Skip to main content

Budget 2024: The Government has announced FamilyBoost, a proposed new childcare payment to help eligible families with the rising costs of Early Childhood Education (ECE). Find out more:

Here are some common signs of a scam.

What scammers may do  Our approach
The scammer may be threatening. They may say you will be arrested immediately if you do not respond. We would not use intimidating language or threaten you with sudden arrest.
The scammer may pressure you to make a decision quickly. We would not pressure you to act immediately, without warning. 
The scammer might demand money. They might want to be paid in unusual ways such as gift cards (for example iTunes cards), bitcoins or money transfer systems. We will only ask for payment using our official methods. 

Ways of paying
The scammer might ask for passwords to your online accounts. We will never ask for your password.

Email and text scams

We do not put refund amounts, or links to myIR in our emails or texts.

Scam emails may have links or come from email addresses that are wrong, but look almost right. For example, or Our correct address is

To check a link, use your mouse to hover over it. The address will appear in a box or at the bottom of your screen. Make sure the link is correct before you click on it.

Phone scams

If you get a suspicious call from someone claiming to be from Inland Revenue, ask for their name and number. You can then contact us on one of the numbers listed on our website, to confirm the call you received was genuine.

Contact us

Social media scams

Our only official social media accounts are on Facebook, Twitter and LinkedIn. We also have a YouTube channel. 

Scammers may use fake versions of a social media account to try and contact you. They may pretend to be Inland Revenue staff. To check that a social media account is official:

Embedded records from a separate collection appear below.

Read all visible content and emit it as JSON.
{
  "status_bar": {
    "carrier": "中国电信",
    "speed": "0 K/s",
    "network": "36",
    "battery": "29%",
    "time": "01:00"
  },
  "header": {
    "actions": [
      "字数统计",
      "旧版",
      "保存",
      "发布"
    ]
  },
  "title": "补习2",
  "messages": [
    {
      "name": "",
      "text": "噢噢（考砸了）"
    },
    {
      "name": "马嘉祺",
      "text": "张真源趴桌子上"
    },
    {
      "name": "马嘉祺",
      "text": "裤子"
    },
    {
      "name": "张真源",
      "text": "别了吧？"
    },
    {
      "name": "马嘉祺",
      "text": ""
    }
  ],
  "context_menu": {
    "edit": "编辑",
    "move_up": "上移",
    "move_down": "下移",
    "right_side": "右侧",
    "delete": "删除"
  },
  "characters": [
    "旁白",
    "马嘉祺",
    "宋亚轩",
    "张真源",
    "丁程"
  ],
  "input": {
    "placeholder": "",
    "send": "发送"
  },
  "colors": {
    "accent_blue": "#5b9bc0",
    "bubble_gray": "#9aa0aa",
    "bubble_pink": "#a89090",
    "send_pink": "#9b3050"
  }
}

  • Look at the number of followers. Fake social media accounts often show only a few followers. Our official Facebook account has over 79,000 followers, LinkedIn over 42,000 followers and Twitter more than 5,000 followers.
  • Check the activity on the accounts. For example the number of posts or tweets made and how often they are made.
  • See when the account was created. Our Facebook account was created in 2013 and Twitter in 2011.

We will never ask for personal or financial information through social media posts. We do not use any type of direct messaging.

What we will not say

Scam emails, texts or social media posts are often badly worded with a lot of spelling mistakes. We try to use language that is as clear as possible. We do not use terms like:

  • dear citizen
  • fiscal activity
  • excess payment
  • our department or Department of Taxes
  • NZ Govt Tax Refund
  • IRD Customer Portal or IRD Revenue portal. 

Stolen IRD number

Although uncommon, fraudsters sometimes use another person's IRD number to claim tax refunds or tax credits. Some signs that someone else might be using your IRD number are:

  • The bank account or address in myIR Secure Online Services is not yours.
  • You have received a notice of assessment from us for a return you did not file.
  • A return you have not filed is showing as filed.

If you have a tax agent and think any of these may have happened to you, check with them to make sure they have not made any changes to your details. If your tax agent has not made the changes, or you're still unsure, find out what to do if you've been scammed.

What to do if you've been scammed

We may contact you for research 

To improve our services, we sometimes invite customers to take part in research. We may offer a gift card in return for participating. This invitation may be by email. A genuine customer research email from us will not have any of the signs of a scam described on this page.

Last updated: 27 Mar 2023
Jump back to the top of the page